Though the intro line “coming soon for home videos” raises some red flags, this pending editing tool sounds pretty promising and exciting…
Realistic special effects coming soon for home video
- 11:17 21 August 2008
- NewScientist.com news service
- Colin Barras
Digital photographers are used to tinkering with their photos at home. Now, amateur video makers can create movie special effects thanks to prototype software from Microsoft.
Their application, called Unwrap Mosaics, makes adding a moustache to a family member in a video as easy as scrawling on a digital picture. A video (right) shows it in action.
For example, drawing a tattoo on a person’s arm requires editing only a single image. The programme makes the change throughout the video, making it ripple realistically with their skin.

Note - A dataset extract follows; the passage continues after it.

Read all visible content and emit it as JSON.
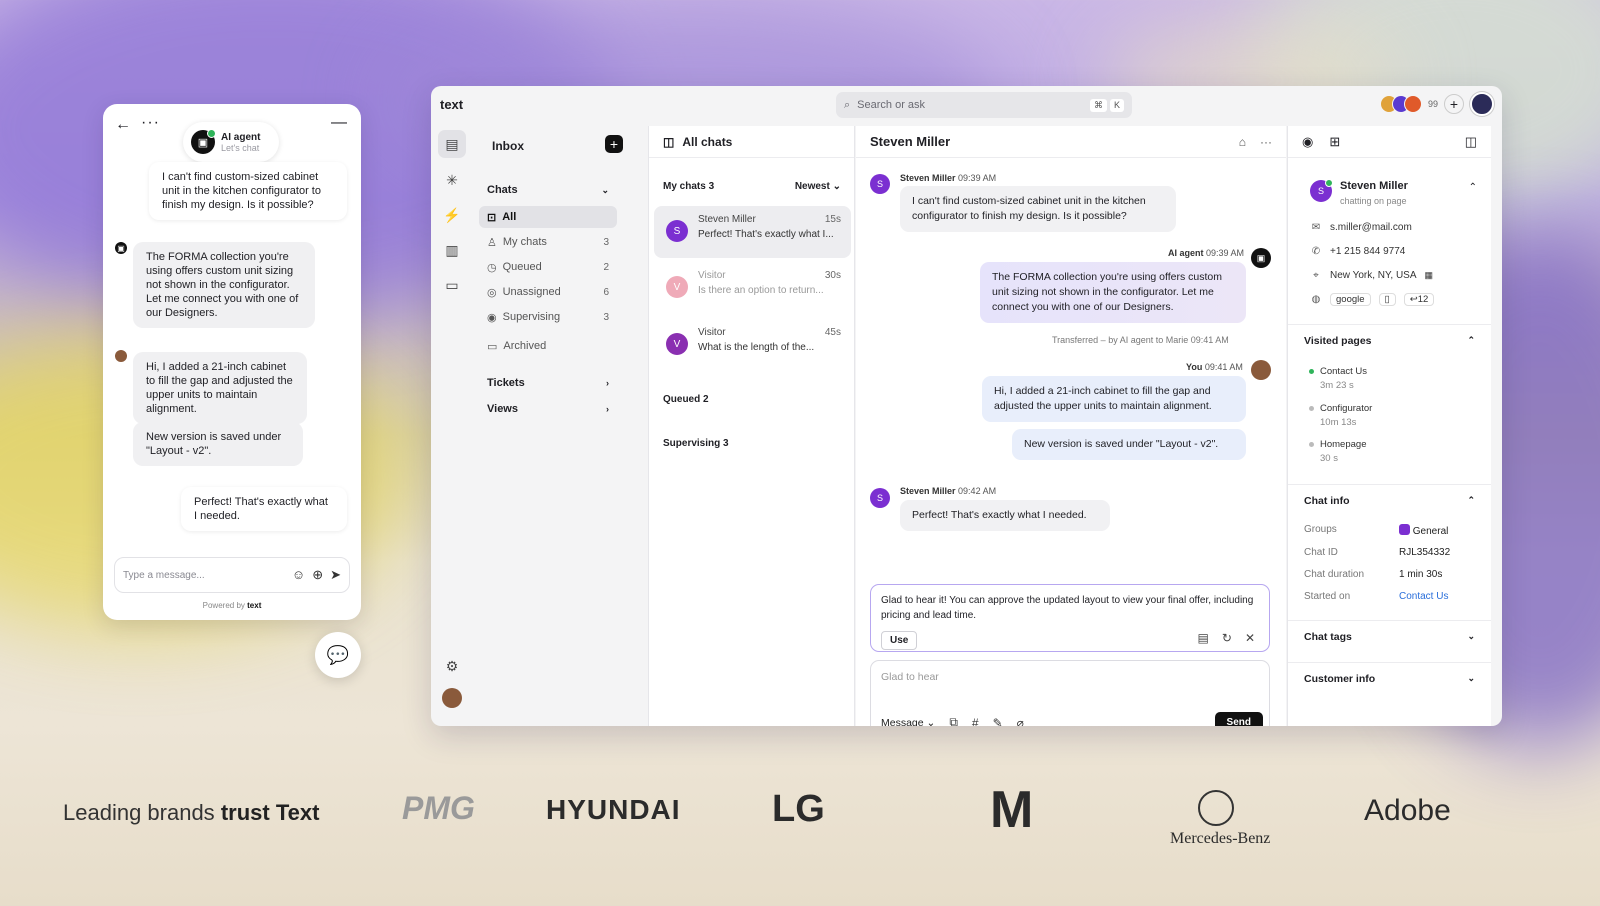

A video is simply a sequence of still images that capture the movement of objects over time. But editing the appearance of objects in even a short movie is difficult because every frame shows objects differently and must be edited separately.
“We thought it would be good if you only had to draw your edit once and [the software] propagate the information from that single edit through the whole video,” says Alex Rav-Acha at the Weizmann Institute of Science in Rehovot, Israel.
Rav-Acha and colleagues at Microsoft Research in Cambridge, UK, have done just that. Editing objects using their software is a one-step process.
Unwrap Mosaics was developed by Rav-Acha, Andrew Fitzgibbon, Pushmeet Kohli and Carsten Rother. It virtually strips the skin from a selected object in a video, producing a 2D surface that can be easily edited using photo-editing software.
Rav-Acha likens that surface to a tiger-skin rug: a flat surface that once covered a 3D object. The software reverses the process after any edits are complete, wrapping the edited skin back around the 3D object. Because the edits are attached to the skin, they then move with the object throughout the movie.
The 2D skin has to capture every inch of the 3D surface for edits to match the object when it is wrapped up again. For example, an “unwrapped” face must include information from both sides of the nose so that changes to the nose remain realistic even when the head turns from side to side.
To fully unwrap an object the software tracks 5000 points spread evenly across its surface, making sure that all of those points are present in the final 2D skin.
That means the final unwrapped skin contains more information than any individual video frame. For instance, if the video shows a person’s head from the front and then turning to the left, the unwrapped skin contains a full view of the ear as well as a forward view of the eyes, nose and mouth.
The user makes their edits to the skin before the unwrapping process is reversed to send those changes throughout the final movie.
Rav-Acha and his co-workers have successfully tested their software on a range of videos. “There are professional tools that can do these kind of edits but it’s an incredibly skilled procedure,” says Fitzgibbon. “We believe that with this procedure anyone should be able to edit video.”
Alex Rav-Acha’s team presented their work at the SIGGRAPH conference in Los Angeles last week.
Tags: digital editing